Ordinarily that wouldn't merit a shrug, but the heightened expectations around RDR Online from investors complicate matters significantly -- failure to launch for this aspect of the game could damage TTWO's market position far more than actual consumers might reasonably imagine. Ironically, the explanation that will likely be trotted out in the financial press -- yet another major title brutally fragged by Fortnite's god-mode rampage through the landscape -- may actually be right, albeit for entirely the wrong reasons. RDR2 is in fact a perfect example of how Fortnite really isn't hurting the games industry; it launched at the peak of Epic's battle royale title's popularity and yet it racked up 15 million sales in only a week or so.
On the other hand, Fortnite's success as an online game gives us an interesting point of comparison with the relatively damp reaction to RDR Online -- especially when we put GTA Online into the comparison grid alongside them. These are, of course, very different games -- but there's a very clear point of overlap between GTA Online and Fortnite which has little to do with gameplay and everything to do with aesthetic.
Both of these games sport a graphical style and an intrinsic that allows for a huge range of player expression bordering on the anarchic. They're both games which straddle carefully over the dividing line between the sublime and the ridiculous; GTAV's peculiar style allows for a "gritty" criminal world in which silly, brightly coloured costumes, weapons and vehicles still fit perfectly, while Fortnite's cartoonish style is ideally tailored to that kind of expression from the outset.

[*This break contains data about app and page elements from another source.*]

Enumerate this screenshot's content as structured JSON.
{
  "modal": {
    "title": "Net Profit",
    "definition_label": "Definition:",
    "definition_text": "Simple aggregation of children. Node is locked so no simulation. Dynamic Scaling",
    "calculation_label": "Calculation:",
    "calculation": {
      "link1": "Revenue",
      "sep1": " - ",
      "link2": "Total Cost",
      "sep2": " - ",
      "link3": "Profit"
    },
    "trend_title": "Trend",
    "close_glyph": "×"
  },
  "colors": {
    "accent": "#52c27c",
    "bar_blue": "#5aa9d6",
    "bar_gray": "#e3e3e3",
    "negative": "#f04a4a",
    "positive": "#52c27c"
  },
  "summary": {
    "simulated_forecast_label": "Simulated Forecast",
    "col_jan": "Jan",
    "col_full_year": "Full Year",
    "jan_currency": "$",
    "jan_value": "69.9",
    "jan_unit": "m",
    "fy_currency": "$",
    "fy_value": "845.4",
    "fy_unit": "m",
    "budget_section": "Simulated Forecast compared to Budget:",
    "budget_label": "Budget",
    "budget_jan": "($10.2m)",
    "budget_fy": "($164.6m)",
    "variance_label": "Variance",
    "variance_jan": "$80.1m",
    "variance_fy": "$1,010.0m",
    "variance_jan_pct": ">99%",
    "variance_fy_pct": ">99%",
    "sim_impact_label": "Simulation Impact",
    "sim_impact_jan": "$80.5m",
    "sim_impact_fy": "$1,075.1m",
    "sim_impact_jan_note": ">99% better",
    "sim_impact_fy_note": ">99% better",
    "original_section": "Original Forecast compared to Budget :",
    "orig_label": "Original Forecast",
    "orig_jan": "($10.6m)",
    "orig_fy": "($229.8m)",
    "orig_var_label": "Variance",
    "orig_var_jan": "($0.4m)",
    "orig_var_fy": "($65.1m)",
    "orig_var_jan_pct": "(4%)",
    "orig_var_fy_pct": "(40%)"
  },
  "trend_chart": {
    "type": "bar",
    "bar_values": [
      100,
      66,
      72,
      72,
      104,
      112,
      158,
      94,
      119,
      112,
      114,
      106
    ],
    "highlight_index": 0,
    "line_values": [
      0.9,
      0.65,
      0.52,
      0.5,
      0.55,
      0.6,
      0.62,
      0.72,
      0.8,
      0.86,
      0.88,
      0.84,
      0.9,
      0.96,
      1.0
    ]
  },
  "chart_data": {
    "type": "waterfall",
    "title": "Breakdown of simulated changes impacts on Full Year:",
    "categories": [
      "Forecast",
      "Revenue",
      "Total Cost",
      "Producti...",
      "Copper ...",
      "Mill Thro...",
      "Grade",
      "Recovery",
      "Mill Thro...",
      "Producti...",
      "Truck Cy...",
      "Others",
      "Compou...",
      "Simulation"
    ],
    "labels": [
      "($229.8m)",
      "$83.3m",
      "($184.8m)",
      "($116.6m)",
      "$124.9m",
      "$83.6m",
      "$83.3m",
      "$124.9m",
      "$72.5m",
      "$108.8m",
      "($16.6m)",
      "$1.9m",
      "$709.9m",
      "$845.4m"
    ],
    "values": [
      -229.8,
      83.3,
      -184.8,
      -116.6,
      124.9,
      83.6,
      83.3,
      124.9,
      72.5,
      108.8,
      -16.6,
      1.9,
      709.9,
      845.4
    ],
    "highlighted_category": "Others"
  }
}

Why is that important, and what does it tell us about the "disappointing" (to some) response to RDR Online? Here's the thing; in almost every major online game of the moment, the "endgame", such as it is, is essentially all about player customisation and self-expression. For that to work, you need a game whose style lends itself to that kind of expression. Just having a slightly differently tailored set of leather chaps isn't going to make people want to fork over cash -- you need to let them have items which make them feel unique and special and lets them stand out in the world.
That's something a lot of games fail to do; RDR2 is a strong example, with its aesthetic and style, while perfectly suited to the narrative-led single player, being itself largely inappropriate for the kind of motivation that actually fuels engagement and revenue in this kind of online title. It's hardly a problem unique to RDR2 -- I suspect that Apex Legends, though less realistic in general so a solution could arguably be found, is going to run into similar problems in getting people to pay for its rather by-the-numbers customisation options.
Of course, the more fundamental problem is that there's a whole sector of the business world that's judging RDR2 by a metric which should never have been considered a key aspect of its performance and comparing it against a predecessor that was vastly different in a host of ways. Nonetheless, if we're going to look at the thus far muted response to RDR Online, it's instructive to think of it not from a cosmetic perspective as well as a gameplay perspective. Beauty may only be skin deep -- but people dive pretty deep into their wallets in its service, which is a lesson anyone wanting to make money from online games would do well to take to heart.